───── Records shown

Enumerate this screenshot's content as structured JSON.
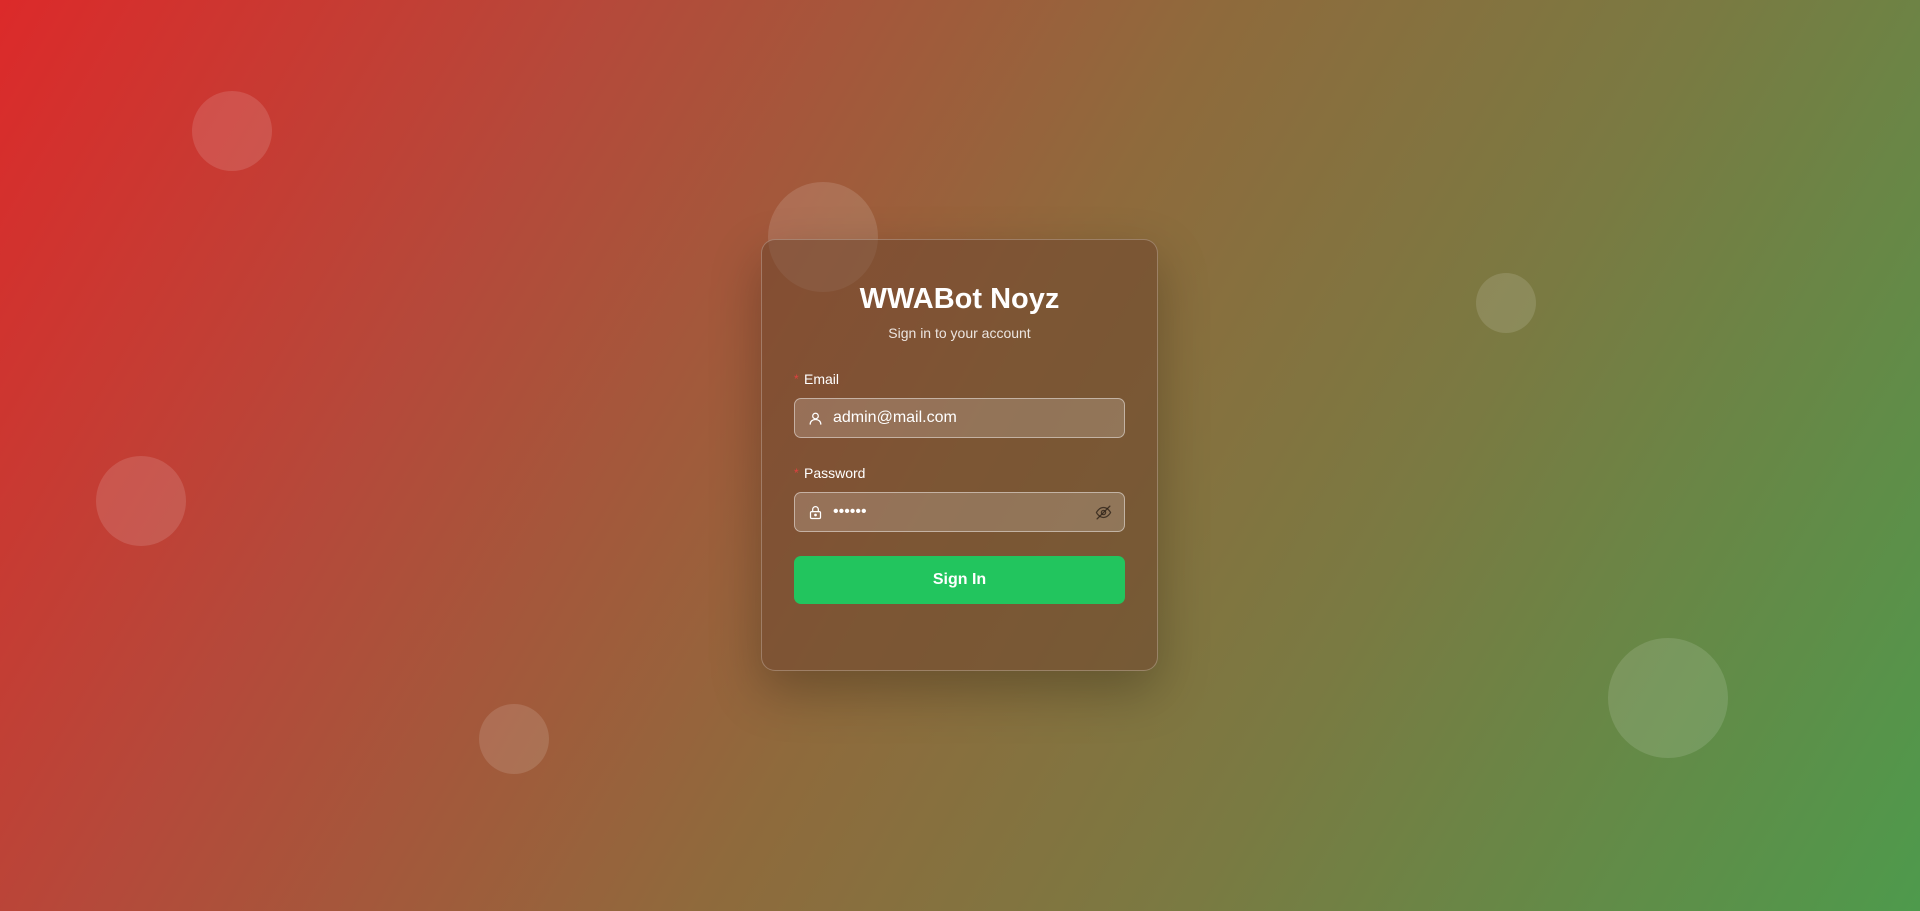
{
  "app": {
    "title": "WWABot Noyz",
    "subtitle": "Sign in to your account"
  },
  "form": {
    "email": {
      "label": "Email",
      "required_mark": "*",
      "value": "admin@mail.com",
      "icon": "user-icon"
    },
    "password": {
      "label": "Password",
      "required_mark": "*",
      "value": "123456",
      "icon": "lock-icon",
      "toggle_icon": "eye-off-icon"
    },
    "submit_label": "Sign In"
  },
  "colors": {
    "accent": "#22c55e",
    "required": "#e04040",
    "gradient_start": "#dc2a2a",
    "gradient_end": "#4e9a4c"
  }
}
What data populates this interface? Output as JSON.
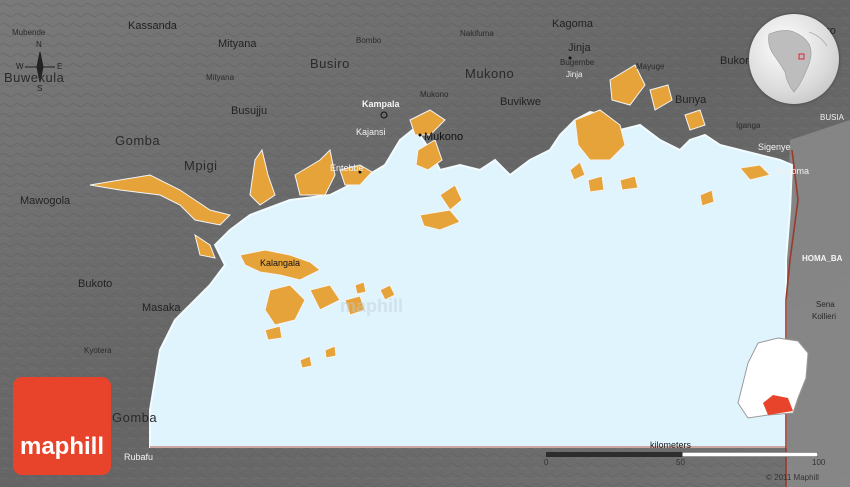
{
  "map": {
    "colors": {
      "land": "#6b6b6b",
      "lake": "#dff4fd",
      "islands": "#e6a33a",
      "kenya": "#8a8a8a",
      "border": "#9b3a2a",
      "logo": "#e8442b"
    },
    "place_labels": {
      "kassanda": "Kassanda",
      "mubende": "Mubende",
      "buwekula": "Buwekula",
      "mityana": "Mityana",
      "mityana_small": "Mityana",
      "busiro": "Busiro",
      "bombo": "Bombo",
      "nakifuma": "Nakifuma",
      "kagoma": "Kagoma",
      "jinja": "Jinja",
      "jinja_small": "Jinja",
      "bugembe": "Bugembe",
      "mayuge": "Mayuge",
      "bukoto_ne": "Bukor",
      "mukono": "Mukono",
      "mukono_small": "Mukono",
      "mukono_city": "Mukono",
      "buvikwe": "Buvikwe",
      "bunya": "Bunya",
      "busujju": "Busujju",
      "kampala": "Kampala",
      "kajansi": "Kajansi",
      "entebbe": "Entebbe",
      "gomba": "Gomba",
      "mpigi": "Mpigi",
      "mawogola": "Mawogola",
      "kalangala": "Kalangala",
      "bukoto": "Bukoto",
      "masaka": "Masaka",
      "kyotera": "Kyotera",
      "gomba_south": "Gomba",
      "rubafu": "Rubafu",
      "iganga": "Iganga",
      "sigenye": "Sigenye",
      "bukoma": "Bukoma",
      "busia": "BUSIA",
      "homa_bay": "HOMA_BA",
      "sena": "Sena",
      "kollieri": "Kollieri",
      "oro": "oro"
    },
    "compass": {
      "n": "N",
      "s": "S",
      "e": "E",
      "w": "W"
    },
    "scale": {
      "title": "kilometers",
      "ticks": [
        "0",
        "50",
        "100"
      ]
    },
    "watermark": "maphill",
    "logo_text": "maphill",
    "copyright": "© 2011 Maphill"
  }
}
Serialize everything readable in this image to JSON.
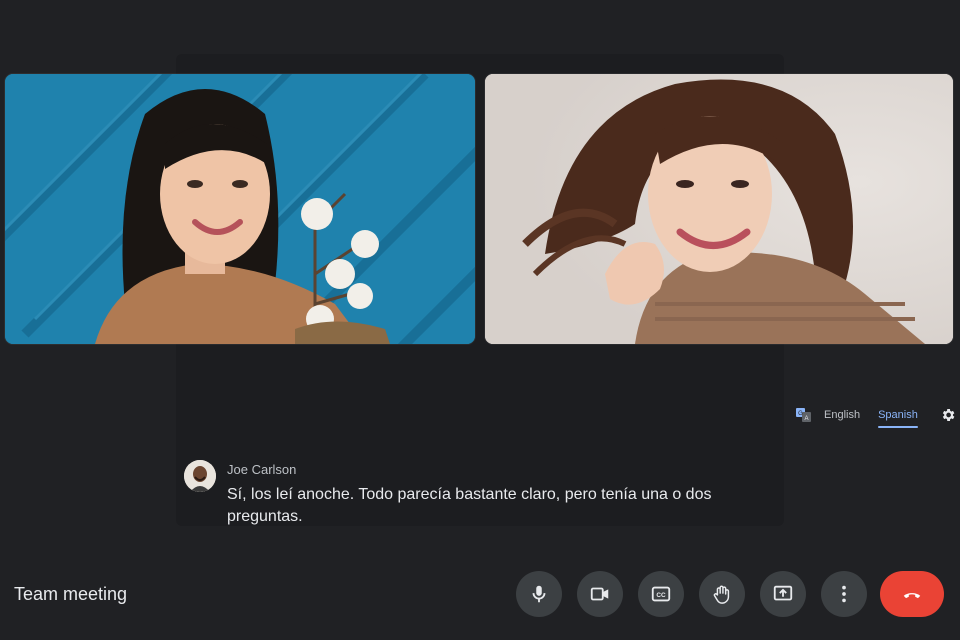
{
  "meeting": {
    "title": "Team meeting"
  },
  "participants": [
    {
      "name": "participant-left"
    },
    {
      "name": "participant-right"
    }
  ],
  "captions": {
    "languages": [
      {
        "label": "English",
        "active": false
      },
      {
        "label": "Spanish",
        "active": true
      }
    ],
    "speaker": "Joe Carlson",
    "text": "Sí, los leí anoche. Todo parecía bastante claro, pero tenía una o dos preguntas."
  },
  "controls": [
    {
      "icon": "microphone-icon"
    },
    {
      "icon": "camera-icon"
    },
    {
      "icon": "closed-captions-icon"
    },
    {
      "icon": "raise-hand-icon"
    },
    {
      "icon": "present-screen-icon"
    },
    {
      "icon": "more-options-icon"
    },
    {
      "icon": "end-call-icon"
    }
  ],
  "colors": {
    "background": "#202124",
    "control_button": "#3c4043",
    "end_call": "#ea4335",
    "active_language": "#8ab4f8"
  }
}
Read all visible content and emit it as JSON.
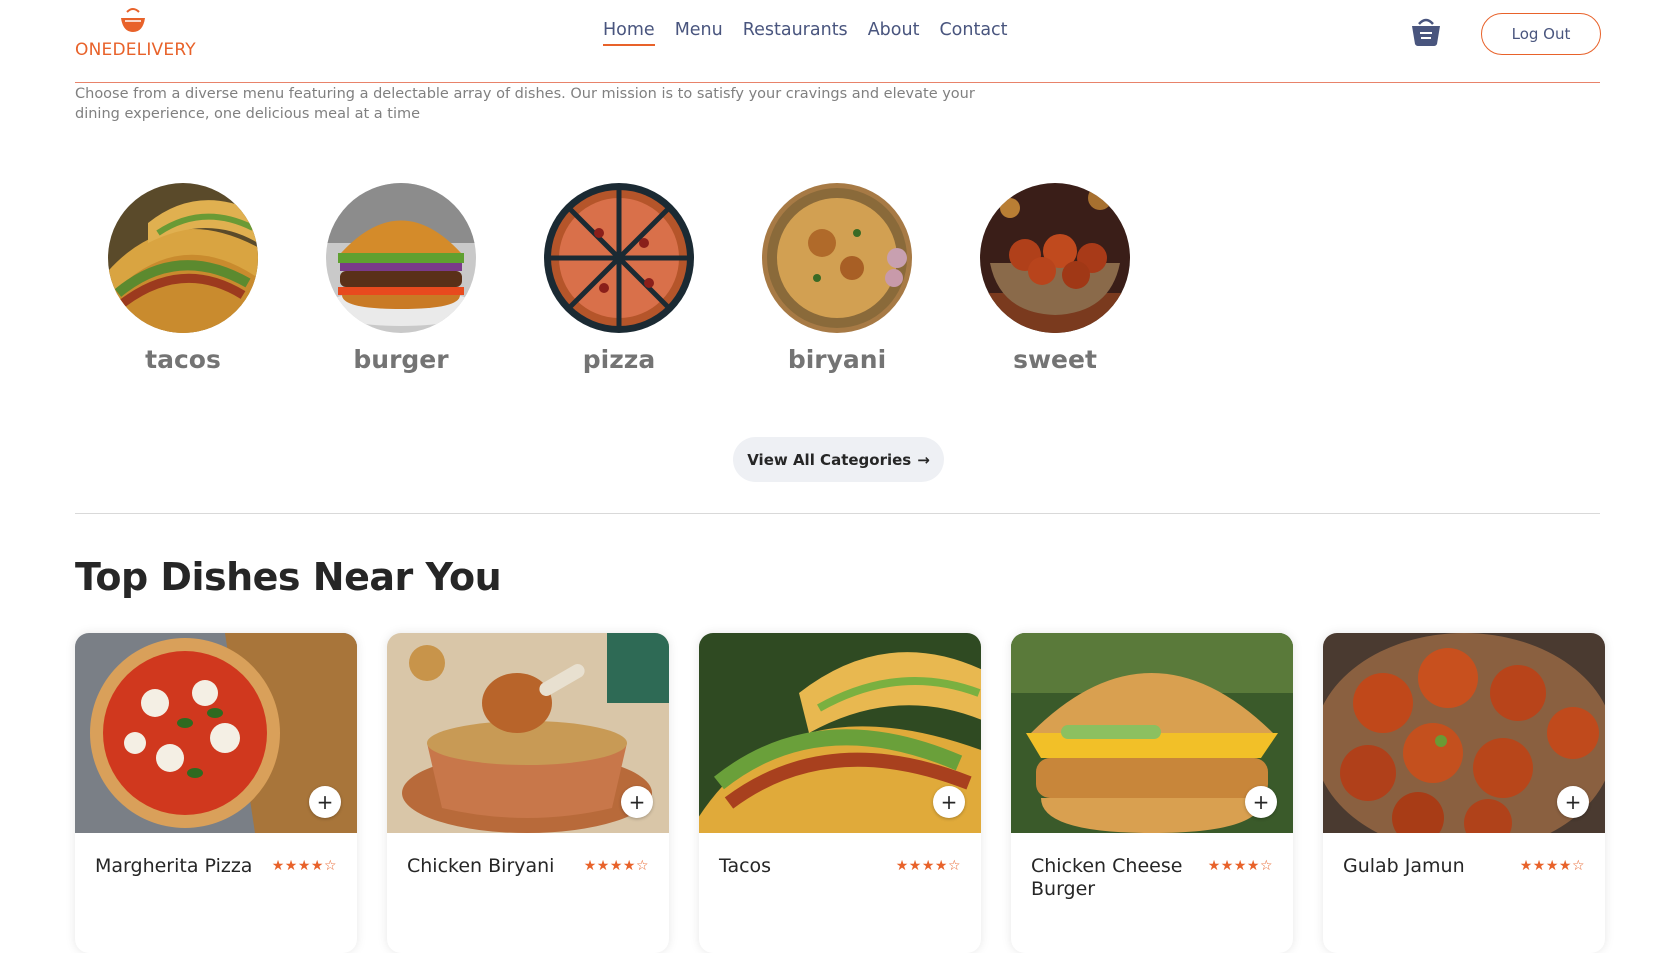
{
  "brand": {
    "name": "ONEDELIVERY",
    "color": "#e8622a"
  },
  "nav": {
    "items": [
      {
        "label": "Home",
        "active": true
      },
      {
        "label": "Menu",
        "active": false
      },
      {
        "label": "Restaurants",
        "active": false
      },
      {
        "label": "About",
        "active": false
      },
      {
        "label": "Contact",
        "active": false
      }
    ]
  },
  "header": {
    "basket_icon": "basket-icon",
    "logout_label": "Log Out"
  },
  "tagline": "Choose from a diverse menu featuring a delectable array of dishes. Our mission is to satisfy your cravings and elevate your dining experience, one delicious meal at a time",
  "categories": [
    {
      "label": "tacos",
      "icon": "tacos-image"
    },
    {
      "label": "burger",
      "icon": "burger-image"
    },
    {
      "label": "pizza",
      "icon": "pizza-image"
    },
    {
      "label": "biryani",
      "icon": "biryani-image"
    },
    {
      "label": "sweet",
      "icon": "sweet-image"
    }
  ],
  "view_all": {
    "label": "View All Categories",
    "arrow": "→"
  },
  "section_title": "Top Dishes Near You",
  "dishes": [
    {
      "name": "Margherita Pizza",
      "rating": 4,
      "stars": "★★★★☆",
      "add": "+"
    },
    {
      "name": "Chicken Biryani",
      "rating": 4,
      "stars": "★★★★☆",
      "add": "+"
    },
    {
      "name": "Tacos",
      "rating": 4,
      "stars": "★★★★☆",
      "add": "+"
    },
    {
      "name": "Chicken Cheese Burger",
      "rating": 4,
      "stars": "★★★★☆",
      "add": "+"
    },
    {
      "name": "Gulab Jamun",
      "rating": 4,
      "stars": "★★★★☆",
      "add": "+"
    }
  ]
}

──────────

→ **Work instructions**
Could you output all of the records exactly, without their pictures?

→ **Response box**
Enumerate this screenshot's content as structured JSON.
{
  "app": {
    "title": "WWABot Noyz",
    "subtitle": "Sign in to your account"
  },
  "form": {
    "email": {
      "label": "Email",
      "required_mark": "*",
      "value": "admin@mail.com",
      "icon": "user-icon"
    },
    "password": {
      "label": "Password",
      "required_mark": "*",
      "value": "123456",
      "icon": "lock-icon",
      "toggle_icon": "eye-off-icon"
    },
    "submit_label": "Sign In"
  },
  "colors": {
    "accent": "#22c55e",
    "required": "#e04040",
    "gradient_start": "#dc2a2a",
    "gradient_end": "#4e9a4c"
  }
}
What data populates this interface? Output as JSON.
{
  "map": {
    "colors": {
      "land": "#6b6b6b",
      "lake": "#dff4fd",
      "islands": "#e6a33a",
      "kenya": "#8a8a8a",
      "border": "#9b3a2a",
      "logo": "#e8442b"
    },
    "place_labels": {
      "kassanda": "Kassanda",
      "mubende": "Mubende",
      "buwekula": "Buwekula",
      "mityana": "Mityana",
      "mityana_small": "Mityana",
      "busiro": "Busiro",
      "bombo": "Bombo",
      "nakifuma": "Nakifuma",
      "kagoma": "Kagoma",
      "jinja": "Jinja",
      "jinja_small": "Jinja",
      "bugembe": "Bugembe",
      "mayuge": "Mayuge",
      "bukoto_ne": "Bukor",
      "mukono": "Mukono",
      "mukono_small": "Mukono",
      "mukono_city": "Mukono",
      "buvikwe": "Buvikwe",
      "bunya": "Bunya",
      "busujju": "Busujju",
      "kampala": "Kampala",
      "kajansi": "Kajansi",
      "entebbe": "Entebbe",
      "gomba": "Gomba",
      "mpigi": "Mpigi",
      "mawogola": "Mawogola",
      "kalangala": "Kalangala",
      "bukoto": "Bukoto",
      "masaka": "Masaka",
      "kyotera": "Kyotera",
      "gomba_south": "Gomba",
      "rubafu": "Rubafu",
      "iganga": "Iganga",
      "sigenye": "Sigenye",
      "bukoma": "Bukoma",
      "busia": "BUSIA",
      "homa_bay": "HOMA_BA",
      "sena": "Sena",
      "kollieri": "Kollieri",
      "oro": "oro"
    },
    "compass": {
      "n": "N",
      "s": "S",
      "e": "E",
      "w": "W"
    },
    "scale": {
      "title": "kilometers",
      "ticks": [
        "0",
        "50",
        "100"
      ]
    },
    "watermark": "maphill",
    "logo_text": "maphill",
    "copyright": "© 2011 Maphill"
  }
}
Serialize everything readable in this image to JSON.
{
  "meeting": {
    "title": "Team meeting"
  },
  "participants": [
    {
      "name": "participant-left"
    },
    {
      "name": "participant-right"
    }
  ],
  "captions": {
    "languages": [
      {
        "label": "English",
        "active": false
      },
      {
        "label": "Spanish",
        "active": true
      }
    ],
    "speaker": "Joe Carlson",
    "text": "Sí, los leí anoche. Todo parecía bastante claro, pero tenía una o dos preguntas."
  },
  "controls": [
    {
      "icon": "microphone-icon"
    },
    {
      "icon": "camera-icon"
    },
    {
      "icon": "closed-captions-icon"
    },
    {
      "icon": "raise-hand-icon"
    },
    {
      "icon": "present-screen-icon"
    },
    {
      "icon": "more-options-icon"
    },
    {
      "icon": "end-call-icon"
    }
  ],
  "colors": {
    "background": "#202124",
    "control_button": "#3c4043",
    "end_call": "#ea4335",
    "active_language": "#8ab4f8"
  }
}
Read all visible content and emit it as JSON.
{
  "brand": {
    "name": "ONEDELIVERY",
    "color": "#e8622a"
  },
  "nav": {
    "items": [
      {
        "label": "Home",
        "active": true
      },
      {
        "label": "Menu",
        "active": false
      },
      {
        "label": "Restaurants",
        "active": false
      },
      {
        "label": "About",
        "active": false
      },
      {
        "label": "Contact",
        "active": false
      }
    ]
  },
  "header": {
    "basket_icon": "basket-icon",
    "logout_label": "Log Out"
  },
  "tagline": "Choose from a diverse menu featuring a delectable array of dishes. Our mission is to satisfy your cravings and elevate your dining experience, one delicious meal at a time",
  "categories": [
    {
      "label": "tacos",
      "icon": "tacos-image"
    },
    {
      "label": "burger",
      "icon": "burger-image"
    },
    {
      "label": "pizza",
      "icon": "pizza-image"
    },
    {
      "label": "biryani",
      "icon": "biryani-image"
    },
    {
      "label": "sweet",
      "icon": "sweet-image"
    }
  ],
  "view_all": {
    "label": "View All Categories",
    "arrow": "→"
  },
  "section_title": "Top Dishes Near You",
  "dishes": [
    {
      "name": "Margherita Pizza",
      "rating": 4,
      "stars": "★★★★☆",
      "add": "+"
    },
    {
      "name": "Chicken Biryani",
      "rating": 4,
      "stars": "★★★★☆",
      "add": "+"
    },
    {
      "name": "Tacos",
      "rating": 4,
      "stars": "★★★★☆",
      "add": "+"
    },
    {
      "name": "Chicken Cheese Burger",
      "rating": 4,
      "stars": "★★★★☆",
      "add": "+"
    },
    {
      "name": "Gulab Jamun",
      "rating": 4,
      "stars": "★★★★☆",
      "add": "+"
    }
  ]
}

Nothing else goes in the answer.